### PROBLEM DETAILS
Give the records back in full, exactly as they read.

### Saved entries
====

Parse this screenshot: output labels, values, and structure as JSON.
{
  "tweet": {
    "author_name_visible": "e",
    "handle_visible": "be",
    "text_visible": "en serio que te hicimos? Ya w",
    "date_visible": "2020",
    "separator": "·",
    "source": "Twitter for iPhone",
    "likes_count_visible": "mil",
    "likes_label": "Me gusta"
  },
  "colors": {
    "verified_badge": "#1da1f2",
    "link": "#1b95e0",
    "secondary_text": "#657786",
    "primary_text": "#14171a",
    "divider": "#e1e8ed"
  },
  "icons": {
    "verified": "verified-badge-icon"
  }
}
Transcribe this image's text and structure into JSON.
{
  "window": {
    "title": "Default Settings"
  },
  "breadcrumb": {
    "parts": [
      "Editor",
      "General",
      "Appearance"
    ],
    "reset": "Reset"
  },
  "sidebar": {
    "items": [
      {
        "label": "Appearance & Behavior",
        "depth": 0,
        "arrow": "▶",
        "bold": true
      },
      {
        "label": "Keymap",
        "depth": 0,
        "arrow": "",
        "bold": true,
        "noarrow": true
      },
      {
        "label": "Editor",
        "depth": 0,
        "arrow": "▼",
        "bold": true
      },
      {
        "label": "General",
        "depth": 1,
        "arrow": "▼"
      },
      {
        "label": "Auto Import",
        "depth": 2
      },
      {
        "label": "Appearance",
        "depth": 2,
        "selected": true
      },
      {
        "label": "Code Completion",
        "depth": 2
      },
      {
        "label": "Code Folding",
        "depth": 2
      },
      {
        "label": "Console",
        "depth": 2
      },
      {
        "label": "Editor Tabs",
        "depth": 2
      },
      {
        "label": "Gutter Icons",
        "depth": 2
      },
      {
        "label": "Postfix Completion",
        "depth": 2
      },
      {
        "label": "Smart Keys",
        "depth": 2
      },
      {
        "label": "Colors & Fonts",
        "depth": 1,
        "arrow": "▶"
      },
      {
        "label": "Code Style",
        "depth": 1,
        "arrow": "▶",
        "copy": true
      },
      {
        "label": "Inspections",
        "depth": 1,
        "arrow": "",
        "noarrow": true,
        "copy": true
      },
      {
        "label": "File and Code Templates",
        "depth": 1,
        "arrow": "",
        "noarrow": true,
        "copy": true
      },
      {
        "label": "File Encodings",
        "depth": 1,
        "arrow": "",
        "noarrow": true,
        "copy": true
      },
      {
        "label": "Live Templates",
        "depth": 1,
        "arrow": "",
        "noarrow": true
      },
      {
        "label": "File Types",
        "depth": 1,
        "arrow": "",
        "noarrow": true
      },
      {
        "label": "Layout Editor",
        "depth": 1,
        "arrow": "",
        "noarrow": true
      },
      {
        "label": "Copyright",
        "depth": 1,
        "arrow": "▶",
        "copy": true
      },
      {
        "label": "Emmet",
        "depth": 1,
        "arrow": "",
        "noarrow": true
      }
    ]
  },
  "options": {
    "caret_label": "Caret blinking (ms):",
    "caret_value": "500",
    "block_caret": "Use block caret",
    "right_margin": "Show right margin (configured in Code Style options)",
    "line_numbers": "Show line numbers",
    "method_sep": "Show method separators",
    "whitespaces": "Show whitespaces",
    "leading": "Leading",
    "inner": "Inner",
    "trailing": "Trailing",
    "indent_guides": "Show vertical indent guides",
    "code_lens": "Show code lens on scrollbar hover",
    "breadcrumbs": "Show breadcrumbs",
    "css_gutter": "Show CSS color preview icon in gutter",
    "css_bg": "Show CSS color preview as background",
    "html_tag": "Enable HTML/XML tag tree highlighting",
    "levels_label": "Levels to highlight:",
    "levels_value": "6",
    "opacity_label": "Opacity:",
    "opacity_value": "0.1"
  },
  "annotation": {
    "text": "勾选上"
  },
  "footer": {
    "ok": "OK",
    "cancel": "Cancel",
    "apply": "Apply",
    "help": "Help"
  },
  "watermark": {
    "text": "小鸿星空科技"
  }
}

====

### SOLUTION FOR THIS PROBLEM
Parse this screenshot: output labels, values, and structure as JSON.
{
  "tweet": {
    "author_name_visible": "e",
    "handle_visible": "be",
    "text_visible": "en serio que te hicimos? Ya w",
    "date_visible": "2020",
    "separator": "·",
    "source": "Twitter for iPhone",
    "likes_count_visible": "mil",
    "likes_label": "Me gusta"
  },
  "colors": {
    "verified_badge": "#1da1f2",
    "link": "#1b95e0",
    "secondary_text": "#657786",
    "primary_text": "#14171a",
    "divider": "#e1e8ed"
  },
  "icons": {
    "verified": "verified-badge-icon"
  }
}
Transcribe this image's text and structure into JSON.
{
  "window": {
    "title": "Default Settings"
  },
  "breadcrumb": {
    "parts": [
      "Editor",
      "General",
      "Appearance"
    ],
    "reset": "Reset"
  },
  "sidebar": {
    "items": [
      {
        "label": "Appearance & Behavior",
        "depth": 0,
        "arrow": "▶",
        "bold": true
      },
      {
        "label": "Keymap",
        "depth": 0,
        "arrow": "",
        "bold": true,
        "noarrow": true
      },
      {
        "label": "Editor",
        "depth": 0,
        "arrow": "▼",
        "bold": true
      },
      {
        "label": "General",
        "depth": 1,
        "arrow": "▼"
      },
      {
        "label": "Auto Import",
        "depth": 2
      },
      {
        "label": "Appearance",
        "depth": 2,
        "selected": true
      },
      {
        "label": "Code Completion",
        "depth": 2
      },
      {
        "label": "Code Folding",
        "depth": 2
      },
      {
        "label": "Console",
        "depth": 2
      },
      {
        "label": "Editor Tabs",
        "depth": 2
      },
      {
        "label": "Gutter Icons",
        "depth": 2
      },
      {
        "label": "Postfix Completion",
        "depth": 2
      },
      {
        "label": "Smart Keys",
        "depth": 2
      },
      {
        "label": "Colors & Fonts",
        "depth": 1,
        "arrow": "▶"
      },
      {
        "label": "Code Style",
        "depth": 1,
        "arrow": "▶",
        "copy": true
      },
      {
        "label": "Inspections",
        "depth": 1,
        "arrow": "",
        "noarrow": true,
        "copy": true
      },
      {
        "label": "File and Code Templates",
        "depth": 1,
        "arrow": "",
        "noarrow": true,
        "copy": true
      },
      {
        "label": "File Encodings",
        "depth": 1,
        "arrow": "",
        "noarrow": true,
        "copy": true
      },
      {
        "label": "Live Templates",
        "depth": 1,
        "arrow": "",
        "noarrow": true
      },
      {
        "label": "File Types",
        "depth": 1,
        "arrow": "",
        "noarrow": true
      },
      {
        "label": "Layout Editor",
        "depth": 1,
        "arrow": "",
        "noarrow": true
      },
      {
        "label": "Copyright",
        "depth": 1,
        "arrow": "▶",
        "copy": true
      },
      {
        "label": "Emmet",
        "depth": 1,
        "arrow": "",
        "noarrow": true
      }
    ]
  },
  "options": {
    "caret_label": "Caret blinking (ms):",
    "caret_value": "500",
    "block_caret": "Use block caret",
    "right_margin": "Show right margin (configured in Code Style options)",
    "line_numbers": "Show line numbers",
    "method_sep": "Show method separators",
    "whitespaces": "Show whitespaces",
    "leading": "Leading",
    "inner": "Inner",
    "trailing": "Trailing",
    "indent_guides": "Show vertical indent guides",
    "code_lens": "Show code lens on scrollbar hover",
    "breadcrumbs": "Show breadcrumbs",
    "css_gutter": "Show CSS color preview icon in gutter",
    "css_bg": "Show CSS color preview as background",
    "html_tag": "Enable HTML/XML tag tree highlighting",
    "levels_label": "Levels to highlight:",
    "levels_value": "6",
    "opacity_label": "Opacity:",
    "opacity_value": "0.1"
  },
  "annotation": {
    "text": "勾选上"
  },
  "footer": {
    "ok": "OK",
    "cancel": "Cancel",
    "apply": "Apply",
    "help": "Help"
  },
  "watermark": {
    "text": "小鸿星空科技"
  }
}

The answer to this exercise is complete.